The deal was signed today, VentureBeat just confirmed with Spock’s co-founder Jaideep Singh. Unconfirmed rumors of the deal first appeared yesterday on Techcrunch.
We wrote about Spock when it first launched in 2007, and became the first search engine to add a range of new social networking features, including letting users choose what sort of personality tags befitted each Spock profile. For example, if you think I’m conniving, you can tag me “conniving,” and others can vote that tag up or down depending on whether they think it is true.
Spock’s initial marketing launch sparked a little buzz here in Silicon Valley, but over time much more attention continued to go to people-focused sites like Facebook and LinkedIn. Facebook remains more closed to users searching data about other people, but LinkedIn, while having less of a community around it, allows open searching. Spock remained more behind the scenes: It was early to create widgets that resided on other sites; it also created syndication deals that powered search on other sites (Friendster, for example).
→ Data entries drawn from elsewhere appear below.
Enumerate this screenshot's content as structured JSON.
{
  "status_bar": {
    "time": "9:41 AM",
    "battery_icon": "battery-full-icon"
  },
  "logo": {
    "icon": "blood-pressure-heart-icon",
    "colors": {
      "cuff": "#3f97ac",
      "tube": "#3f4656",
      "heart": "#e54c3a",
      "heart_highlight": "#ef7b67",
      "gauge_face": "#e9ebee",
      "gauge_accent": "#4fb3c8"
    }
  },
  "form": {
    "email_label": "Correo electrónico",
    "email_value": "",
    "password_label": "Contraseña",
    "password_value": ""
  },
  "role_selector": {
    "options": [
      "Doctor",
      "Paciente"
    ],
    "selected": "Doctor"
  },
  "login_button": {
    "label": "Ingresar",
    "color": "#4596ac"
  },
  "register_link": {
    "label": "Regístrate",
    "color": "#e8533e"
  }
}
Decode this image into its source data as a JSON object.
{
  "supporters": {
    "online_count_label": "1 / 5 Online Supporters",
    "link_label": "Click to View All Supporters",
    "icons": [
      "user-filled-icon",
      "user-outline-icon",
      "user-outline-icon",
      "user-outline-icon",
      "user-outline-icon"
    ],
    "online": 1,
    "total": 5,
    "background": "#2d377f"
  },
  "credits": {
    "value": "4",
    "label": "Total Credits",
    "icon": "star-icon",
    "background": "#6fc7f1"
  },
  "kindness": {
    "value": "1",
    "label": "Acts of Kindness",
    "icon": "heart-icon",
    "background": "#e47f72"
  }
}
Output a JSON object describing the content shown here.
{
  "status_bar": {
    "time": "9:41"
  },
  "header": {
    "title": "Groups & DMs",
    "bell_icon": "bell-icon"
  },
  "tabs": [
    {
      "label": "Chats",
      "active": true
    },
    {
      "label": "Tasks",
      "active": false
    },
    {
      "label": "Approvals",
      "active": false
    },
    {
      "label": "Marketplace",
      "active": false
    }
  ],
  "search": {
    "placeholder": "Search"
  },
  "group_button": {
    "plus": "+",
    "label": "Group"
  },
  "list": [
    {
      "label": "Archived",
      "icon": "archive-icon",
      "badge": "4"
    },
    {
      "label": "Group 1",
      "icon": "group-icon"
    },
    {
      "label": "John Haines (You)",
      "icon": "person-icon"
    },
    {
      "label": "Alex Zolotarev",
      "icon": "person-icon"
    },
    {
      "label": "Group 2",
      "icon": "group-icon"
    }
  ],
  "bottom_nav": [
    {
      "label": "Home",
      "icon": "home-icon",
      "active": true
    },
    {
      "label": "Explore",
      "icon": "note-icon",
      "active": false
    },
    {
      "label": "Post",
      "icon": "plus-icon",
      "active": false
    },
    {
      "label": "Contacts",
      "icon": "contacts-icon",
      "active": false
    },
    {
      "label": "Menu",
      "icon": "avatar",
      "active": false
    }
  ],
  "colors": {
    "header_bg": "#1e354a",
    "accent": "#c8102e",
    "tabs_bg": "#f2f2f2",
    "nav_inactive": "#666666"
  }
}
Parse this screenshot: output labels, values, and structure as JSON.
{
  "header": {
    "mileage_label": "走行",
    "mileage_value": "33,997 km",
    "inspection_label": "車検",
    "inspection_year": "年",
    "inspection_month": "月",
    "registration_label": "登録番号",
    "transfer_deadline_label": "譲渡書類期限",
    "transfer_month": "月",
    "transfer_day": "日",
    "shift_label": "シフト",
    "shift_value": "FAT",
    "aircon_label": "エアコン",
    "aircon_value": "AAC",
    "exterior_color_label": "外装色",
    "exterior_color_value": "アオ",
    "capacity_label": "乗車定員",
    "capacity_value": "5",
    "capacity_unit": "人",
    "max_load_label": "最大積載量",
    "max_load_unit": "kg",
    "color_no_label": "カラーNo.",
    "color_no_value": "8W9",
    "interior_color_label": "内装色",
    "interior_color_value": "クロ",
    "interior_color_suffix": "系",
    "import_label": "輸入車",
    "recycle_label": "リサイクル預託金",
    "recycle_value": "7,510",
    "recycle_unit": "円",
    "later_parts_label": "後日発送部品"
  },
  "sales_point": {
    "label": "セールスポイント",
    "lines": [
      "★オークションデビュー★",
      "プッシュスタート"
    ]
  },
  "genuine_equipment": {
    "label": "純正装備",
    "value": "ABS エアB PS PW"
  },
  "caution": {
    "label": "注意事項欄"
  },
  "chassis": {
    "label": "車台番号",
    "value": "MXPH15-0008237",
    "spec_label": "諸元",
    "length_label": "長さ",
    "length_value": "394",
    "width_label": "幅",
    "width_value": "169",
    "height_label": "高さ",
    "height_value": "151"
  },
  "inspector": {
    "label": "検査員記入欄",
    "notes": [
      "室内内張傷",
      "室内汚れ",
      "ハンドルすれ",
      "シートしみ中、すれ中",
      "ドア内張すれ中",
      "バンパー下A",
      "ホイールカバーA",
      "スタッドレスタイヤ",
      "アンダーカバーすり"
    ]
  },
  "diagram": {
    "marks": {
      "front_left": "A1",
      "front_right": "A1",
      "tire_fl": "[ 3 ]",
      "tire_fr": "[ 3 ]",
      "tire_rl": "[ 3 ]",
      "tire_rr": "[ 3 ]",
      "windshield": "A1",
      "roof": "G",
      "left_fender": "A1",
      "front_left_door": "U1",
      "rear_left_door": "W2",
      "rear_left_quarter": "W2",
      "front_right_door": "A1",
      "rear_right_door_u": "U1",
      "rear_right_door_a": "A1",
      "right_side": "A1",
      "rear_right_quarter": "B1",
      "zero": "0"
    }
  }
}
Spock tried a number of models, we’ve heard, but none of them gained enough traction for it to make money. Singh says the site gets 10 million uniques a month, which is solid growth from two years ago. However, it’s not enough to make enough advertising to cover the cost of 23 full-time employees. It burned through the $8 million it had raised in venture capital from Clearstone and other investors ($1M originally, and then $7 million in a round two years ago), and so knew it had to find a buyer.
While several buyers passed on Intelius, several others made offers, Singh said. “There was strong interest,” he said. Intelius made sense as a buyer, because Intelius charges money to people who want to do background checks on others. Spock fits with that mission, Singh said, because it too recently moved to a mixed free-premium model, where Spock offers users basic information about people, but requires extra payment to get more detailed data. So now, when a user lands on a user’s profile, Spock can also refer the user to Intelius’ service to do a more in-depth background or credit searches. Call it “Spook” if you want.
Some controversy surrounds Intelius founder Naveen Jain, stemming from his days at InfoSpace duing the last boom. And Intelius has faced its share of legal disputes. However Spock’s Singh says he checked the evidence, and found that “there’s nothing major there.” On the contrary, Singh said, he found the company’s business execution impressive, and that Jain was running it professionally. “It was the biggest fish, and has the strongest team in the business,” Singh said.
Other parts of Intelius’ business are controversial. Its iSearch business has raised privacy concerns, since it enables easy background checks on just about anyone. Singh said Intelius is potentially on track to hit $1 billion in revenue within 3 years. The company hasn’t taken any outside venture backing, but has manged to climbed to revenues of $35 million in the first quarter alone, and very profitable. It has filed to go public.
Singh also took issue with a contention made by Techcrunch that Jain has had trouble with acquisitions. In fact, Singh noted, all of Jain’s top lieutenants (Ed Petersen, who runs sales and marketing; John Arnold, who runs product; Niraj Shah, VP of engineering; and Kevin Marcus) are founders or executives from companies Jain acquired from MySpace. That’s proof that Jain has a record of trust with companies he’s acquired, says Singh.
Singh wouldn’t comment on the deal specifics, other than to say it was “successful” and that investors and employers are all “happy.” Singh will stay on to run the search engine side of Intelius’ business, he said.
Other competitors to Intelius are White Pages and Reunion (recently renamed to MyLife), which earlier bought Wink, a competitor to Spock.